Exercise details =
From the entries underneath, give the number of lines holding the word "note", without any other words.

——————

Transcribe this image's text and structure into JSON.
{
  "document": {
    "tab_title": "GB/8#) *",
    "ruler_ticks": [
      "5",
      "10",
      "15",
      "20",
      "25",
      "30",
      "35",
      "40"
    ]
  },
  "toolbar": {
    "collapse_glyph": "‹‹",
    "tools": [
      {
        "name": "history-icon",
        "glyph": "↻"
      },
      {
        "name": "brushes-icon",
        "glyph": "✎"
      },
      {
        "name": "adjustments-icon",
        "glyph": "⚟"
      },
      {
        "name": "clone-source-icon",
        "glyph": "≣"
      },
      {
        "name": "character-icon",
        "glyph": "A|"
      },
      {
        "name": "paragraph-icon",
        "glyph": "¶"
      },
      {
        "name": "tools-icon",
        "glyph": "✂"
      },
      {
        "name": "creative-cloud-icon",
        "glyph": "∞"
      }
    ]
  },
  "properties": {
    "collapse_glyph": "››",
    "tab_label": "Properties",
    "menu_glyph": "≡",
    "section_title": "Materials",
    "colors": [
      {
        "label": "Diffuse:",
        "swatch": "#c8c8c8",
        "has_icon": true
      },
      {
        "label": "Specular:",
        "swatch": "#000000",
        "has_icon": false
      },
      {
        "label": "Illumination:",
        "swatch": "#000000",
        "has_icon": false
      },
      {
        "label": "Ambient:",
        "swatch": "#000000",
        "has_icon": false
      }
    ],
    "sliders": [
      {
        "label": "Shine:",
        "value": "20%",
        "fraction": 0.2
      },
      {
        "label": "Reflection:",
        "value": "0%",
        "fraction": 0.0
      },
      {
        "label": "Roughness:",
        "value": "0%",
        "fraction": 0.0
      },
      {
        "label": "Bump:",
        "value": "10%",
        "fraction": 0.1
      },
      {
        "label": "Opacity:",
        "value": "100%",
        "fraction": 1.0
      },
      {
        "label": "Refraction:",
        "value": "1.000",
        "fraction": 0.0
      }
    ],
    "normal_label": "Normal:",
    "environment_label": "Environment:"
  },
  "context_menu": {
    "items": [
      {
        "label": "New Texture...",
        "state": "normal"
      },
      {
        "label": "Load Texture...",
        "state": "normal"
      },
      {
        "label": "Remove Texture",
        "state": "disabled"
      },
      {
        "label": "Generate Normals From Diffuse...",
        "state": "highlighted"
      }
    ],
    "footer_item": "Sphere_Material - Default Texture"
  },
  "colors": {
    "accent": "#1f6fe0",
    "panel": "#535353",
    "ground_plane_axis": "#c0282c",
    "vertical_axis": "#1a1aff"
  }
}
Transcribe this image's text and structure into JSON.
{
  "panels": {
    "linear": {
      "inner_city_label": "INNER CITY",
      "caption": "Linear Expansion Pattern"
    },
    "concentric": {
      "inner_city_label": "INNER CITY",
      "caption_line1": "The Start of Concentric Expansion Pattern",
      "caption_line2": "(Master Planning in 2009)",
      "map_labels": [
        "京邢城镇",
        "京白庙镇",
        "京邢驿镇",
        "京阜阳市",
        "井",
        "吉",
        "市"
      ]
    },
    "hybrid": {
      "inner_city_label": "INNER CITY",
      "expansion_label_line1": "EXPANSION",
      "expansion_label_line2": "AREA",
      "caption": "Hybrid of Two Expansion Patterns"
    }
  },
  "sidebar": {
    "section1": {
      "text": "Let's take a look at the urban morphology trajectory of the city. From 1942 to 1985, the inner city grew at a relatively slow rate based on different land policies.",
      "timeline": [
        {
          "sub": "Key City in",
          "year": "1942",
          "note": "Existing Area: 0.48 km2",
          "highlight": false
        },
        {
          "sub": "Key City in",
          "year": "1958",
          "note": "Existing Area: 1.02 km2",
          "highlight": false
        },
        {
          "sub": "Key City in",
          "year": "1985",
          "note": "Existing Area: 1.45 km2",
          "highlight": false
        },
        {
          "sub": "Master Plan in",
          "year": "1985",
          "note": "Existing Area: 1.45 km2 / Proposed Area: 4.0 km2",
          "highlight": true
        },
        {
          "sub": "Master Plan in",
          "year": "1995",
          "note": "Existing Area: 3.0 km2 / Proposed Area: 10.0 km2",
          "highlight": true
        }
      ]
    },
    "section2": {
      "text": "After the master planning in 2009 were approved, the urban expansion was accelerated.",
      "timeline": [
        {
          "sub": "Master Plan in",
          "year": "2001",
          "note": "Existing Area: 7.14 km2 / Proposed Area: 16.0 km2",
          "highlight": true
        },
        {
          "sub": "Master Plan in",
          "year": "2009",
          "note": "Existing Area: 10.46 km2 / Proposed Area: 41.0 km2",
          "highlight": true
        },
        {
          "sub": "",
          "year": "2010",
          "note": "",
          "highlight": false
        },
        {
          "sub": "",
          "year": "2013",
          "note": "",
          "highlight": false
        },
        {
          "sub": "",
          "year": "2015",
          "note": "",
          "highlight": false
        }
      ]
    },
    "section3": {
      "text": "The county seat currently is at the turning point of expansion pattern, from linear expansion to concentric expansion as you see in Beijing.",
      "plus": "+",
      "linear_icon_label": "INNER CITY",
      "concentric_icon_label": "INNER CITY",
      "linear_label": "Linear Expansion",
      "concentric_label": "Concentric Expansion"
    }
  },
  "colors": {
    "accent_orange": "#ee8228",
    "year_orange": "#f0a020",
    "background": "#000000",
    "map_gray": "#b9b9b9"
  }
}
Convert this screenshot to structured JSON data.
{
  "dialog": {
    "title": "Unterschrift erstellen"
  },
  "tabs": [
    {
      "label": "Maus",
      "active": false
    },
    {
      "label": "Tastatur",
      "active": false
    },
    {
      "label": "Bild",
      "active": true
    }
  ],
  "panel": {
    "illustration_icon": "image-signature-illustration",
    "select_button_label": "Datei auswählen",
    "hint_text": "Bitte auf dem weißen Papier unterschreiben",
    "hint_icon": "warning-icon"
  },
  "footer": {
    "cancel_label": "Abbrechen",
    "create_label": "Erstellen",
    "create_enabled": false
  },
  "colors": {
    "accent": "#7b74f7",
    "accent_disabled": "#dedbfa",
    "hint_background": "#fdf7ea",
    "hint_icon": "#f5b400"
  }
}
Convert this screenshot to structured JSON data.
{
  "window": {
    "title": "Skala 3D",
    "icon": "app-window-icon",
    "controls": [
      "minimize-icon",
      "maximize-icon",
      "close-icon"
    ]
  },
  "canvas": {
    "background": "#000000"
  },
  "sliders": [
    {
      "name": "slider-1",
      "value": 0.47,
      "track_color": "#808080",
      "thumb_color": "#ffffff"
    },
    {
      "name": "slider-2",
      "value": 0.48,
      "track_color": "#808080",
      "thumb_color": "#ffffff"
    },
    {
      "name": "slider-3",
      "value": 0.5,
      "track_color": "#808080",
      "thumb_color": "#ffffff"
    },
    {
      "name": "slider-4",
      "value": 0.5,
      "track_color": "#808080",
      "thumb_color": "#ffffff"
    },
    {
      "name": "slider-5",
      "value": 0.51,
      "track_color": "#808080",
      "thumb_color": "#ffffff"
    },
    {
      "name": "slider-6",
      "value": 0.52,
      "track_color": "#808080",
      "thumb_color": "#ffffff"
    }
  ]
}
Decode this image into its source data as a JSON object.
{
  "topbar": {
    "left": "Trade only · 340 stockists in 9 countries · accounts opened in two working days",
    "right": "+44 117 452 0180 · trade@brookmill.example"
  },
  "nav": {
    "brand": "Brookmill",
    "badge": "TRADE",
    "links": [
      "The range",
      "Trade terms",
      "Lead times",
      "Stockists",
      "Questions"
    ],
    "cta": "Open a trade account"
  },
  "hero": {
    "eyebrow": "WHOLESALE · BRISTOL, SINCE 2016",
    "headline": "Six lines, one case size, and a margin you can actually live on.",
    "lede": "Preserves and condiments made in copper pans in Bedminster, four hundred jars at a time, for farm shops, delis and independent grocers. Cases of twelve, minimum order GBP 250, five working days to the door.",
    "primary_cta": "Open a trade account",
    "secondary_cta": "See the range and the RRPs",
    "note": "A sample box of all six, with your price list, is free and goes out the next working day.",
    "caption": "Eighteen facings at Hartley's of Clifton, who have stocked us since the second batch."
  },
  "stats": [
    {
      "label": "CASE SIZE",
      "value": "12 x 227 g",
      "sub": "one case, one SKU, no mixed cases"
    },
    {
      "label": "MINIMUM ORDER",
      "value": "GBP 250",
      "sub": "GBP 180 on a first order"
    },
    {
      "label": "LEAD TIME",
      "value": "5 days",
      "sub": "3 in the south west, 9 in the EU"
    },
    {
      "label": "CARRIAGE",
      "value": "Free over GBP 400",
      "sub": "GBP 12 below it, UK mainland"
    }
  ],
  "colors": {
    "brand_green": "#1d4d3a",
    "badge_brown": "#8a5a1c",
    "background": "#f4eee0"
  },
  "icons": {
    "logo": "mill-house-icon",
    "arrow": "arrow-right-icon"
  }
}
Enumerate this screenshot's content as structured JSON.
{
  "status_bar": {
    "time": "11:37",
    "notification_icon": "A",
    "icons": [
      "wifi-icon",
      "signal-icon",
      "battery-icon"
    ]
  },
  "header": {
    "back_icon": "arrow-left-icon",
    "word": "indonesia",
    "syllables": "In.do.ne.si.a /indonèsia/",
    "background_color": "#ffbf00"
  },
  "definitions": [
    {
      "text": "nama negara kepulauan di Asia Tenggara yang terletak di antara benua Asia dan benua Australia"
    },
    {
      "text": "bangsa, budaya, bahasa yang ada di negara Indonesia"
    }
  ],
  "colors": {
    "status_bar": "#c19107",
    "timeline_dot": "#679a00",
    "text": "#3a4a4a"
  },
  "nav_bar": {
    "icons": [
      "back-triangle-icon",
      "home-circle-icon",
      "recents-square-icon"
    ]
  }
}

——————

Answer below =
11